■ Directions for this task:
Return each of the entries below precisely, with no pictures in the result.
(Information begins)
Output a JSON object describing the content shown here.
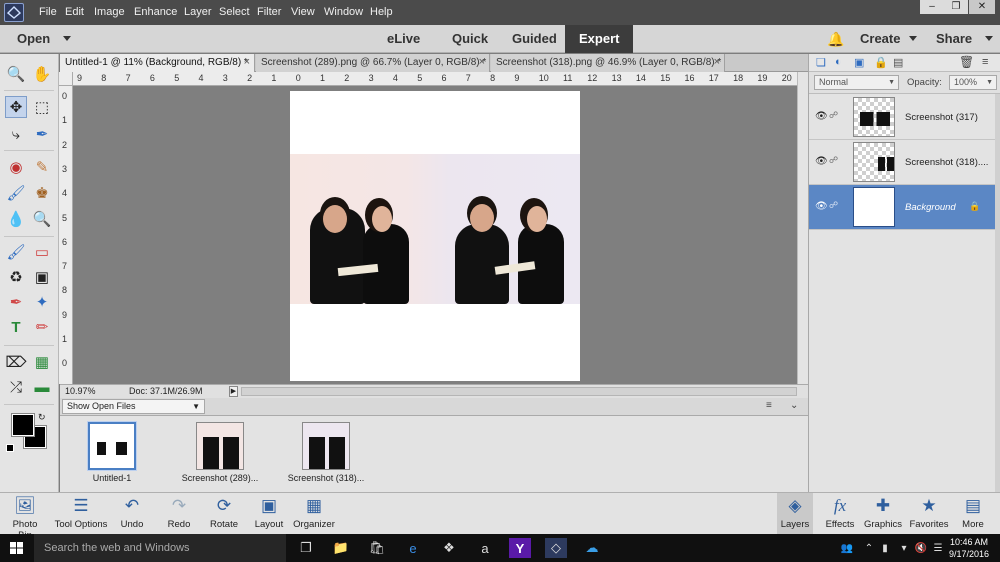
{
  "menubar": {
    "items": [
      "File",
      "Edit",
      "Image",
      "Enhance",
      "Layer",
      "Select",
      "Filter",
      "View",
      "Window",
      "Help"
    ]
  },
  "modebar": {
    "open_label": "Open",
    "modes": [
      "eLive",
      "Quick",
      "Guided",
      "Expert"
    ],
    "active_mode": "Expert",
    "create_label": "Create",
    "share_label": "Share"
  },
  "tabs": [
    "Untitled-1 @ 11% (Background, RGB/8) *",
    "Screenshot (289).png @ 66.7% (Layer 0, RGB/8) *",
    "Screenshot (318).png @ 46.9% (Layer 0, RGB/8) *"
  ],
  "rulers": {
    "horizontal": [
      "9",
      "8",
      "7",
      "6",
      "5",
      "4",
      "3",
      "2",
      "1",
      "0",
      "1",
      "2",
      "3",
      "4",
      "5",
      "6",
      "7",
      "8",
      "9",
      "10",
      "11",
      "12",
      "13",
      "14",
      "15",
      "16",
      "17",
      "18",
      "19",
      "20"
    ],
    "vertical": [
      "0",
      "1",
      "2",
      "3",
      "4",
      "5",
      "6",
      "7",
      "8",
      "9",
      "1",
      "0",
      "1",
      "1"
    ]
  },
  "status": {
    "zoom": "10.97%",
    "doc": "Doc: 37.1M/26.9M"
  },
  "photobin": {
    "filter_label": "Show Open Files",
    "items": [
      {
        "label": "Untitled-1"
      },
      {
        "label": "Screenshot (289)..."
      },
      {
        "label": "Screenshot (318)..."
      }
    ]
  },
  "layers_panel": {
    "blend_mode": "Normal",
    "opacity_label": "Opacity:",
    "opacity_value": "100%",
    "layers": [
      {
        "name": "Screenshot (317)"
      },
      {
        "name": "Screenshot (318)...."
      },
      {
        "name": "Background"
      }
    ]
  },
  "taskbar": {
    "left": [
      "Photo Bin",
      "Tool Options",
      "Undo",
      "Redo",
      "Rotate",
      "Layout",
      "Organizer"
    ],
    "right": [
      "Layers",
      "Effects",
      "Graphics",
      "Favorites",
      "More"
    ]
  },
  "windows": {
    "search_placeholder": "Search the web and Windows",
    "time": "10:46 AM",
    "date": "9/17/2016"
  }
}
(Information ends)
■ Output of the task:
Output a JSON object describing the content shown here.
{
  "menubar": {
    "items": [
      "File",
      "Edit",
      "Image",
      "Enhance",
      "Layer",
      "Select",
      "Filter",
      "View",
      "Window",
      "Help"
    ]
  },
  "modebar": {
    "open_label": "Open",
    "modes": [
      "eLive",
      "Quick",
      "Guided",
      "Expert"
    ],
    "active_mode": "Expert",
    "create_label": "Create",
    "share_label": "Share"
  },
  "tabs": [
    "Untitled-1 @ 11% (Background, RGB/8) *",
    "Screenshot (289).png @ 66.7% (Layer 0, RGB/8) *",
    "Screenshot (318).png @ 46.9% (Layer 0, RGB/8) *"
  ],
  "rulers": {
    "horizontal": [
      "9",
      "8",
      "7",
      "6",
      "5",
      "4",
      "3",
      "2",
      "1",
      "0",
      "1",
      "2",
      "3",
      "4",
      "5",
      "6",
      "7",
      "8",
      "9",
      "10",
      "11",
      "12",
      "13",
      "14",
      "15",
      "16",
      "17",
      "18",
      "19",
      "20"
    ],
    "vertical": [
      "0",
      "1",
      "2",
      "3",
      "4",
      "5",
      "6",
      "7",
      "8",
      "9",
      "1",
      "0",
      "1",
      "1"
    ]
  },
  "status": {
    "zoom": "10.97%",
    "doc": "Doc: 37.1M/26.9M"
  },
  "photobin": {
    "filter_label": "Show Open Files",
    "items": [
      {
        "label": "Untitled-1"
      },
      {
        "label": "Screenshot (289)..."
      },
      {
        "label": "Screenshot (318)..."
      }
    ]
  },
  "layers_panel": {
    "blend_mode": "Normal",
    "opacity_label": "Opacity:",
    "opacity_value": "100%",
    "layers": [
      {
        "name": "Screenshot (317)"
      },
      {
        "name": "Screenshot (318)...."
      },
      {
        "name": "Background"
      }
    ]
  },
  "taskbar": {
    "left": [
      "Photo Bin",
      "Tool Options",
      "Undo",
      "Redo",
      "Rotate",
      "Layout",
      "Organizer"
    ],
    "right": [
      "Layers",
      "Effects",
      "Graphics",
      "Favorites",
      "More"
    ]
  },
  "windows": {
    "search_placeholder": "Search the web and Windows",
    "time": "10:46 AM",
    "date": "9/17/2016"
  }
}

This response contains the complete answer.